> Study material:
■ ■ ■ ■ ■ ■ ■

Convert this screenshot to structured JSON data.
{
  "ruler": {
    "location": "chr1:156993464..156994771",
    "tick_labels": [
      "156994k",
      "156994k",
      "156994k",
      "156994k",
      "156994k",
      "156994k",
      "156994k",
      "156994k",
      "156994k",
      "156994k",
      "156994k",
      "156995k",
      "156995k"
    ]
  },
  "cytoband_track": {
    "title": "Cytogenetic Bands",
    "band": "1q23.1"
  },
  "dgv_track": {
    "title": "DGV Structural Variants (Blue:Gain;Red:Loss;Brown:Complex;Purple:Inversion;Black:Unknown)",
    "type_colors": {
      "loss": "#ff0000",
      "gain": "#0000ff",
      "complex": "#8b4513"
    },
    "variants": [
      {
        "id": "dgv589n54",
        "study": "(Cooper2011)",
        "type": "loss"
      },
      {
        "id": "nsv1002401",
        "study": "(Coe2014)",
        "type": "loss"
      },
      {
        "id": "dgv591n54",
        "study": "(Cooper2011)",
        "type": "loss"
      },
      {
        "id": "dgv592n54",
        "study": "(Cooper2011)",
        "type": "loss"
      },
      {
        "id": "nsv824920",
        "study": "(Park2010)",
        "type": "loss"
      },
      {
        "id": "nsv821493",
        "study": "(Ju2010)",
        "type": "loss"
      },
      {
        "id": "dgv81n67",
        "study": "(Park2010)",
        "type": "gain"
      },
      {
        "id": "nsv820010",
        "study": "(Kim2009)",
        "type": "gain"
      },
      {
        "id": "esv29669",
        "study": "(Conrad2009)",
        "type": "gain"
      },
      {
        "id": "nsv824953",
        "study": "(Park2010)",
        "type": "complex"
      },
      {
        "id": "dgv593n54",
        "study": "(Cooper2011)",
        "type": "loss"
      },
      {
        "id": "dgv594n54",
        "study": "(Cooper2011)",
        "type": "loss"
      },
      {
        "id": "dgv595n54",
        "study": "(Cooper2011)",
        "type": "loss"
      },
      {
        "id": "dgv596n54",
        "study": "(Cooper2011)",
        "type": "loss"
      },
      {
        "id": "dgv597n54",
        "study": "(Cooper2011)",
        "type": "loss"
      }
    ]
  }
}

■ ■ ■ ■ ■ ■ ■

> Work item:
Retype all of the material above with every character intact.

> Written answer:
Convert this screenshot to structured JSON data.
{
  "ruler": {
    "location": "chr1:156993464..156994771",
    "tick_labels": [
      "156994k",
      "156994k",
      "156994k",
      "156994k",
      "156994k",
      "156994k",
      "156994k",
      "156994k",
      "156994k",
      "156994k",
      "156994k",
      "156995k",
      "156995k"
    ]
  },
  "cytoband_track": {
    "title": "Cytogenetic Bands",
    "band": "1q23.1"
  },
  "dgv_track": {
    "title": "DGV Structural Variants (Blue:Gain;Red:Loss;Brown:Complex;Purple:Inversion;Black:Unknown)",
    "type_colors": {
      "loss": "#ff0000",
      "gain": "#0000ff",
      "complex": "#8b4513"
    },
    "variants": [
      {
        "id": "dgv589n54",
        "study": "(Cooper2011)",
        "type": "loss"
      },
      {
        "id": "nsv1002401",
        "study": "(Coe2014)",
        "type": "loss"
      },
      {
        "id": "dgv591n54",
        "study": "(Cooper2011)",
        "type": "loss"
      },
      {
        "id": "dgv592n54",
        "study": "(Cooper2011)",
        "type": "loss"
      },
      {
        "id": "nsv824920",
        "study": "(Park2010)",
        "type": "loss"
      },
      {
        "id": "nsv821493",
        "study": "(Ju2010)",
        "type": "loss"
      },
      {
        "id": "dgv81n67",
        "study": "(Park2010)",
        "type": "gain"
      },
      {
        "id": "nsv820010",
        "study": "(Kim2009)",
        "type": "gain"
      },
      {
        "id": "esv29669",
        "study": "(Conrad2009)",
        "type": "gain"
      },
      {
        "id": "nsv824953",
        "study": "(Park2010)",
        "type": "complex"
      },
      {
        "id": "dgv593n54",
        "study": "(Cooper2011)",
        "type": "loss"
      },
      {
        "id": "dgv594n54",
        "study": "(Cooper2011)",
        "type": "loss"
      },
      {
        "id": "dgv595n54",
        "study": "(Cooper2011)",
        "type": "loss"
      },
      {
        "id": "dgv596n54",
        "study": "(Cooper2011)",
        "type": "loss"
      },
      {
        "id": "dgv597n54",
        "study": "(Cooper2011)",
        "type": "loss"
      }
    ]
  }
}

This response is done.